* _Records shown_:

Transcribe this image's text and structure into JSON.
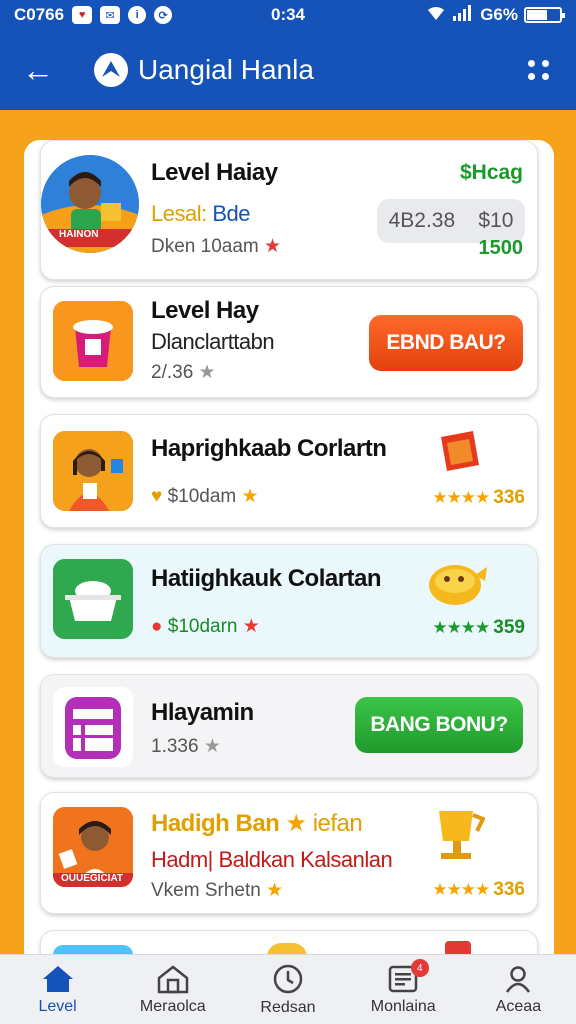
{
  "status_bar": {
    "left_text": "C0766",
    "time": "0:34",
    "battery": "G6%",
    "battery_level": 0.6
  },
  "app_bar": {
    "title": "Uangial Hanla"
  },
  "cards": [
    {
      "title": "Level Haiay",
      "subtitle_prefix": "Lesal:",
      "subtitle_value": "Bde",
      "meta": "Dken 10aam",
      "header_label": "$Hcag",
      "price_box": "4B2.38",
      "price_value": "$10",
      "price_total": "1500",
      "thumb_badge": "HAINON"
    },
    {
      "title": "Level Hay",
      "subtitle": "Dlanclarttabn",
      "meta": "2/.36",
      "button": "EBND BAU?"
    },
    {
      "title": "Haprighkaab Corlartn",
      "meta": "$10dam",
      "rating": "336"
    },
    {
      "title": "Hatiighkauk Colartan",
      "meta": "$10darn",
      "rating": "359"
    },
    {
      "title": "Hlayamin",
      "meta": "1.336",
      "button": "BANG BONU?"
    },
    {
      "title_prefix": "Hadigh Ban",
      "title_suffix": "iefan",
      "subtitle": "Hadm| Baldkan Kalsanlan",
      "meta": "Vkem Srhetn",
      "rating": "336",
      "thumb_badge": "OUUEGICIAT"
    }
  ],
  "bottom_nav": [
    {
      "label": "Level",
      "icon": "home-icon",
      "active": true
    },
    {
      "label": "Meraolca",
      "icon": "store-icon"
    },
    {
      "label": "Redsan",
      "icon": "clock-icon"
    },
    {
      "label": "Monlaina",
      "icon": "news-icon",
      "badge": "4"
    },
    {
      "label": "Aceaa",
      "icon": "user-icon"
    }
  ],
  "colors": {
    "primary": "#1553b8",
    "background": "#f7a21b",
    "cta_red": "#e2410e",
    "cta_green": "#1f9a2b",
    "price_green": "#1a9a2a"
  }
}
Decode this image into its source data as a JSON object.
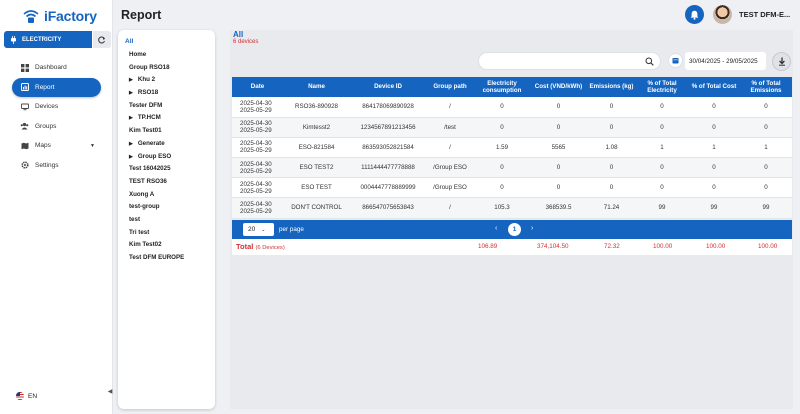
{
  "app": {
    "logo_text": "iFactory"
  },
  "sidebar": {
    "module_label": "ELECTRICITY",
    "items": [
      {
        "label": "Dashboard",
        "icon": "dashboard-icon"
      },
      {
        "label": "Report",
        "icon": "report-icon",
        "active": true
      },
      {
        "label": "Devices",
        "icon": "devices-icon"
      },
      {
        "label": "Groups",
        "icon": "groups-icon"
      },
      {
        "label": "Maps",
        "icon": "maps-icon"
      },
      {
        "label": "Settings",
        "icon": "settings-icon"
      }
    ],
    "language": "EN"
  },
  "header": {
    "title": "Report",
    "user_name": "TEST DFM-E..."
  },
  "tree": {
    "all_label": "All",
    "nodes": [
      {
        "label": "Home",
        "expandable": false
      },
      {
        "label": "Group RSO18",
        "expandable": false
      },
      {
        "label": "Khu 2",
        "expandable": true
      },
      {
        "label": "RSO18",
        "expandable": true
      },
      {
        "label": "Tester DFM",
        "expandable": false
      },
      {
        "label": "TP.HCM",
        "expandable": true
      },
      {
        "label": "Kim Test01",
        "expandable": false
      },
      {
        "label": "Generate",
        "expandable": true
      },
      {
        "label": "Group ESO",
        "expandable": true
      },
      {
        "label": "Test 16042025",
        "expandable": false
      },
      {
        "label": "TEST RSO36",
        "expandable": false
      },
      {
        "label": "Xuong A",
        "expandable": false
      },
      {
        "label": "test-group",
        "expandable": false
      },
      {
        "label": "test",
        "expandable": false
      },
      {
        "label": "Tri test",
        "expandable": false
      },
      {
        "label": "Kim Test02",
        "expandable": false
      },
      {
        "label": "Test DFM EUROPE",
        "expandable": false
      }
    ]
  },
  "main": {
    "title": "All",
    "device_count": "6 devices",
    "search_placeholder": "",
    "date_range": "30/04/2025 - 29/05/2025",
    "table": {
      "headers": [
        "Date",
        "Name",
        "Device ID",
        "Group path",
        "Electricity consumption",
        "Cost (VND/kWh)",
        "Emissions (kg)",
        "% of Total Electricity",
        "% of Total Cost",
        "% of Total Emissions"
      ],
      "rows": [
        [
          "2025-04-30\n2025-05-29",
          "RSO36-890928",
          "864178069890928",
          "/",
          "0",
          "0",
          "0",
          "0",
          "0",
          "0"
        ],
        [
          "2025-04-30\n2025-05-29",
          "Kimtesst2",
          "1234567891213456",
          "/test",
          "0",
          "0",
          "0",
          "0",
          "0",
          "0"
        ],
        [
          "2025-04-30\n2025-05-29",
          "ESO-821584",
          "863593052821584",
          "/",
          "1.59",
          "5565",
          "1.08",
          "1",
          "1",
          "1"
        ],
        [
          "2025-04-30\n2025-05-29",
          "ESO TEST2",
          "1111444477778888",
          "/Group ESO",
          "0",
          "0",
          "0",
          "0",
          "0",
          "0"
        ],
        [
          "2025-04-30\n2025-05-29",
          "ESO TEST",
          "0004447778889999",
          "/Group ESO",
          "0",
          "0",
          "0",
          "0",
          "0",
          "0"
        ],
        [
          "2025-04-30\n2025-05-29",
          "DON'T CONTROL",
          "866547075653843",
          "/",
          "105.3",
          "368539.5",
          "71.24",
          "99",
          "99",
          "99"
        ]
      ]
    },
    "pagination": {
      "per_page_value": "20",
      "per_page_label": "per page",
      "current_page": "1"
    },
    "total": {
      "label": "Total",
      "devices": "(6 Devices)",
      "electricity": "106.89",
      "cost": "374,104.50",
      "emissions": "72.32",
      "pct_electricity": "100.00",
      "pct_cost": "100.00",
      "pct_emissions": "100.00"
    }
  },
  "colors": {
    "primary": "#1565c0",
    "danger": "#d32f2f"
  }
}
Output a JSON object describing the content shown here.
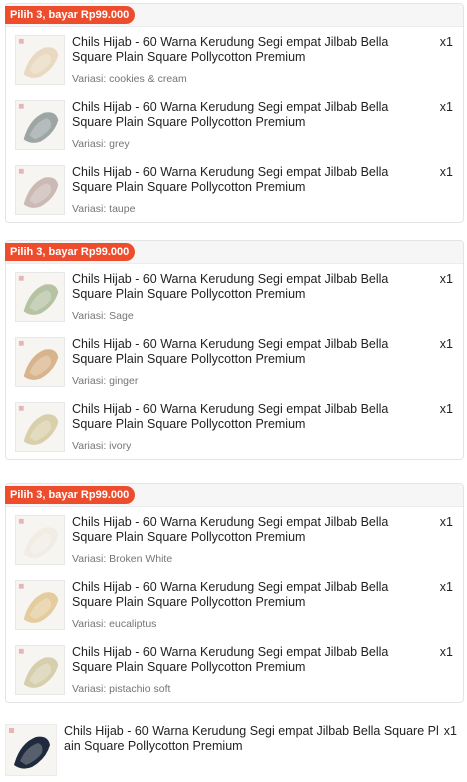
{
  "bundles": [
    {
      "badge": "Pilih 3, bayar Rp99.000",
      "items": [
        {
          "title": "Chils Hijab - 60 Warna Kerudung Segi empat Jilbab Bella Square Plain Square Pollycotton Premium",
          "qty": "x1",
          "variant": "Variasi: cookies & cream",
          "color": "#e9d9c0"
        },
        {
          "title": "Chils Hijab - 60 Warna Kerudung Segi empat Jilbab Bella Square Plain Square Pollycotton Premium",
          "qty": "x1",
          "variant": "Variasi: grey",
          "color": "#9ea5a5"
        },
        {
          "title": "Chils Hijab - 60 Warna Kerudung Segi empat Jilbab Bella Square Plain Square Pollycotton Premium",
          "qty": "x1",
          "variant": "Variasi: taupe",
          "color": "#cbb9b4"
        }
      ]
    },
    {
      "badge": "Pilih 3, bayar Rp99.000",
      "items": [
        {
          "title": "Chils Hijab - 60 Warna Kerudung Segi empat Jilbab Bella Square Plain Square Pollycotton Premium",
          "qty": "x1",
          "variant": "Variasi: Sage",
          "color": "#b6c3a3"
        },
        {
          "title": "Chils Hijab - 60 Warna Kerudung Segi empat Jilbab Bella Square Plain Square Pollycotton Premium",
          "qty": "x1",
          "variant": "Variasi: ginger",
          "color": "#d8b48c"
        },
        {
          "title": "Chils Hijab - 60 Warna Kerudung Segi empat Jilbab Bella Square Plain Square Pollycotton Premium",
          "qty": "x1",
          "variant": "Variasi: ivory",
          "color": "#d9cfaa"
        }
      ]
    },
    {
      "badge": "Pilih 3, bayar Rp99.000",
      "items": [
        {
          "title": "Chils Hijab - 60 Warna Kerudung Segi empat Jilbab Bella Square Plain Square Pollycotton Premium",
          "qty": "x1",
          "variant": "Variasi: Broken White",
          "color": "#f1ede4"
        },
        {
          "title": "Chils Hijab - 60 Warna Kerudung Segi empat Jilbab Bella Square Plain Square Pollycotton Premium",
          "qty": "x1",
          "variant": "Variasi: eucaliptus",
          "color": "#e5cc9e"
        },
        {
          "title": "Chils Hijab - 60 Warna Kerudung Segi empat Jilbab Bella Square Plain Square Pollycotton Premium",
          "qty": "x1",
          "variant": "Variasi: pistachio soft",
          "color": "#d6cfae"
        }
      ]
    }
  ],
  "single_item": {
    "title": "Chils Hijab - 60 Warna Kerudung Segi empat Jilbab Bella Square Pl ain Square Pollycotton Premium",
    "qty": "x1",
    "color": "#1f2a3d"
  },
  "accent_color": "#ee4d2d"
}
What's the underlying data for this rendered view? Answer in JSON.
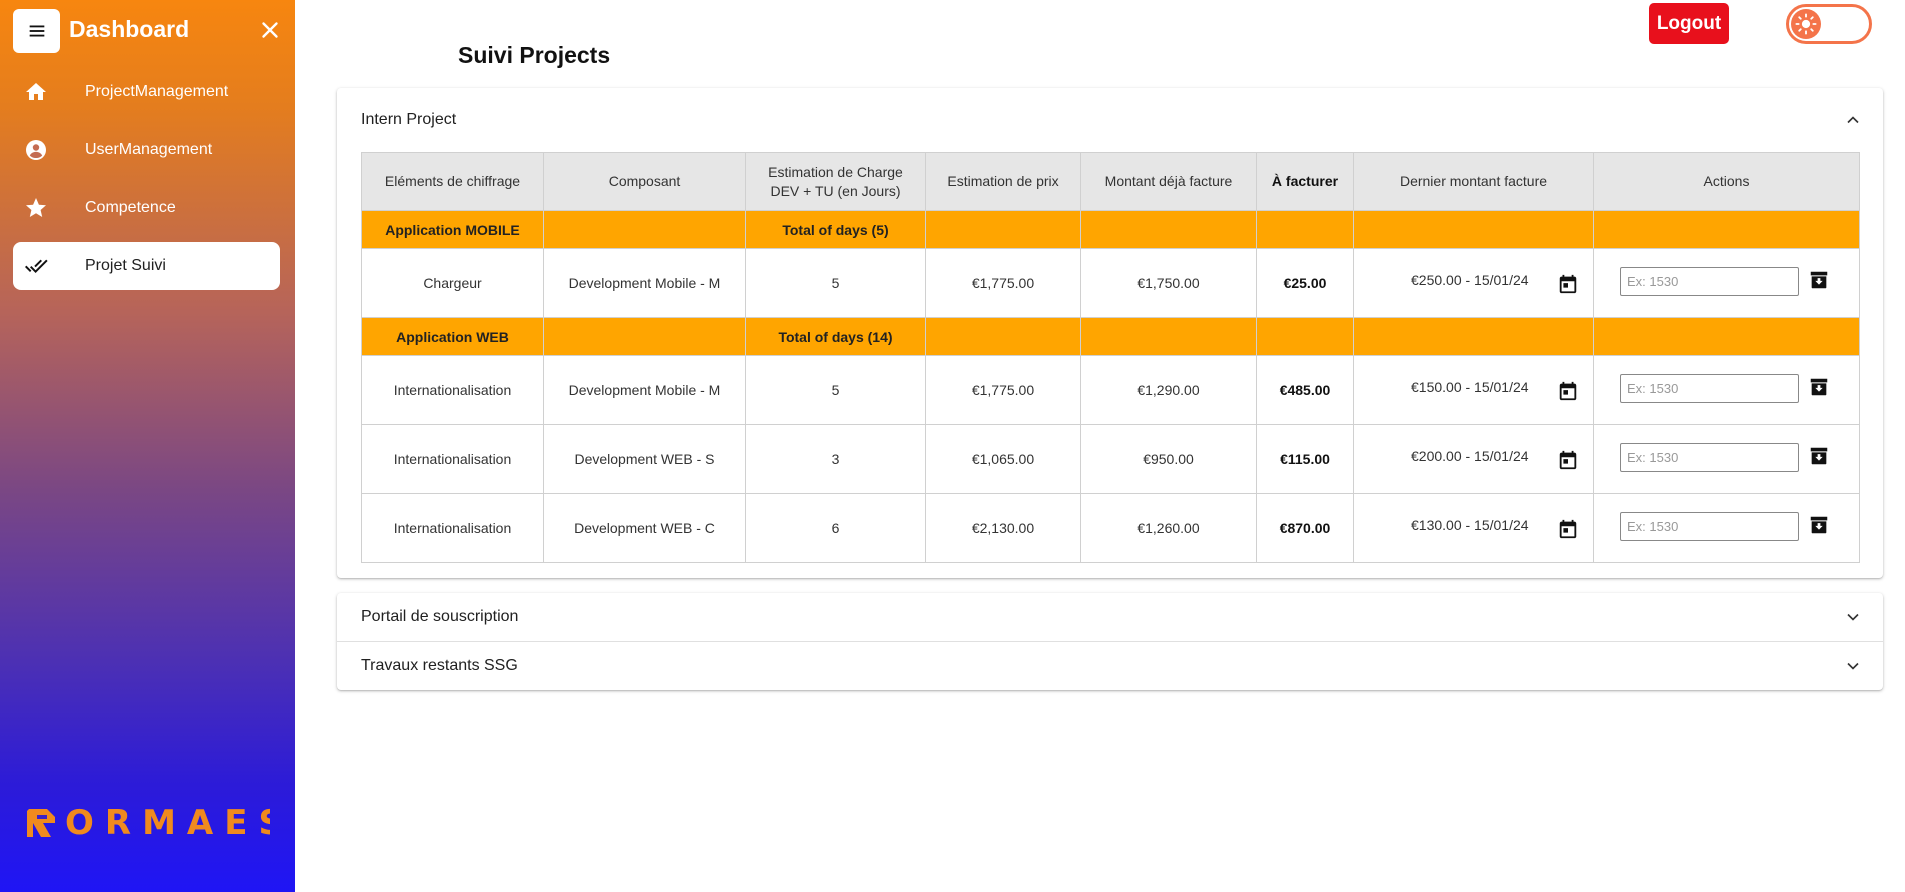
{
  "sidebar": {
    "title": "Dashboard",
    "items": [
      {
        "label": "ProjectManagement",
        "icon": "home-icon"
      },
      {
        "label": "UserManagement",
        "icon": "account-circle-icon"
      },
      {
        "label": "Competence",
        "icon": "star-icon"
      },
      {
        "label": "Projet Suivi",
        "icon": "done-all-icon",
        "active": true
      }
    ],
    "logo_text": "ORMAES"
  },
  "header": {
    "logout_label": "Logout",
    "theme_toggle": "light"
  },
  "page_title": "Suivi Projects",
  "panels": [
    {
      "title": "Intern Project",
      "expanded": true
    },
    {
      "title": "Portail de souscription",
      "expanded": false
    },
    {
      "title": "Travaux restants SSG",
      "expanded": false
    }
  ],
  "table": {
    "headers": [
      "Eléments de chiffrage",
      "Composant",
      "Estimation de Charge DEV + TU (en Jours)",
      "Estimation de prix",
      "Montant déjà facture",
      "À facturer",
      "Dernier montant facture",
      "Actions"
    ],
    "groups": [
      {
        "name": "Application MOBILE",
        "total": "Total of days (5)",
        "rows": [
          {
            "element": "Chargeur",
            "composant": "Development Mobile - M",
            "charge": "5",
            "prix": "€1,775.00",
            "deja": "€1,750.00",
            "afacturer": "€25.00",
            "dernier": "€250.00 - 15/01/24",
            "placeholder": "Ex: 1530"
          }
        ]
      },
      {
        "name": "Application WEB",
        "total": "Total of days (14)",
        "rows": [
          {
            "element": "Internationalisation",
            "composant": "Development Mobile - M",
            "charge": "5",
            "prix": "€1,775.00",
            "deja": "€1,290.00",
            "afacturer": "€485.00",
            "dernier": "€150.00 - 15/01/24",
            "placeholder": "Ex: 1530"
          },
          {
            "element": "Internationalisation",
            "composant": "Development WEB - S",
            "charge": "3",
            "prix": "€1,065.00",
            "deja": "€950.00",
            "afacturer": "€115.00",
            "dernier": "€200.00 - 15/01/24",
            "placeholder": "Ex: 1530"
          },
          {
            "element": "Internationalisation",
            "composant": "Development WEB - C",
            "charge": "6",
            "prix": "€2,130.00",
            "deja": "€1,260.00",
            "afacturer": "€870.00",
            "dernier": "€130.00 - 15/01/24",
            "placeholder": "Ex: 1530"
          }
        ]
      }
    ]
  },
  "colors": {
    "group_row": "#ffa500",
    "logout": "#e8101c",
    "toggle": "#f4744a",
    "sidebar_top": "#f7860f",
    "sidebar_bottom": "#1f15f5"
  }
}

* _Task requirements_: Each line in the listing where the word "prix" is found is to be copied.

* _Response to this exercise_:
      "Estimation de prix",
            "prix": "€1,775.00",
            "prix": "€1,775.00",
            "prix": "€1,065.00",
            "prix": "€2,130.00",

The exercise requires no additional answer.